Workers’ rights, health and safety is adequately protected and compliance with U.S. federal and state laws and regulations is achieved.
All forms of compulsory, child and forced labor are not allowed.
Discrimination based upon race, creed or color does not occur.
Fair labor standards addressing pay and equal employment are complied with.
U.S. law clearly specifies and protects the rights of workers in the workplace: https://www.dol.gov/general/aboutdol/majorlaws
There is no evidence of child labor or violation of ILO Fundamental Principles and Rights at work taking place in the U.S. Hardwood sector.
The U.S. Department of Labor enforces laws and regulations addressing compulsory and child labor: https://www.dol.gov/agencies/ilab/our-work/child-forced-labor-trafficking https://www.dol.gov/agencies/whd/child-labor http://www.dol.gov/dol/topic/youthlabor/
U.S. anti-discrimination laws and regulations are enforced by the Department of Labor: http://www.eeoc.gov/facts/qanda.html
The U.S. Department of Labor enforces U.S. fair labor laws.
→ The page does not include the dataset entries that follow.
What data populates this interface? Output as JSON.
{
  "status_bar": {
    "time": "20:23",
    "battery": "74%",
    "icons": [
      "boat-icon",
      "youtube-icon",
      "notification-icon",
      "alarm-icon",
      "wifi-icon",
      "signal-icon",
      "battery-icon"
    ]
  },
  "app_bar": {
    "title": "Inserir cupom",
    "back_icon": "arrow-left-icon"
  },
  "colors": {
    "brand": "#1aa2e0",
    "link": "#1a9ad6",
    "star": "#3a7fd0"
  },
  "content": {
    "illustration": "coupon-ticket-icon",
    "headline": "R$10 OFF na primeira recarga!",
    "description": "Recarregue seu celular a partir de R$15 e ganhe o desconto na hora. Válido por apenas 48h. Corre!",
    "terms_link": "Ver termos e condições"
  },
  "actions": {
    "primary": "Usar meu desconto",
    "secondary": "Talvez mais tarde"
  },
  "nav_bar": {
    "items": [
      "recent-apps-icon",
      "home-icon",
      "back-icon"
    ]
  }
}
The Fair Labor Standards Act (FLSA) prescribes standards for the basic minimum wage and overtime pay for most private and public employment.
Employers are required to pay covered employees who are not otherwise exempt at least the federal minimum wage and overtime pay: http://www.dol.gov/compliance/laws/comp-flsa.htm
Seneca Creek 2017 Assessment: Section 7.7: Comprehensively reviews U.S. worker related legislation.
Seneca Creek 2017 Assessment Finding 20: A safety-net of federal and state laws and regulations, resource assessments and forest and wildlife action plans, Best Management Practices (BMPs), professional logger training, forest health monitoring and protection, conservation programs, technical assistance, outreach and cost-share incentive programs, are effective in assisting family forest owners in achieving legal and regulatory compliance, broadening the professionalism of forest workers and promoting sustainable forestry practices. Overall, federal and state forest programs contribute to ensuring sustainable and legal hardwood supplies. [Sections 8, 9]
Seneca Creek 2017 Assessment Finding 24: The FSC U.S. national risk assessment process has affirmatively determined Low Risk of illegally harvested wood, wood harvested in violation of traditional and human rights, and wood from forests in which genetically modified trees are planted. [Section 11]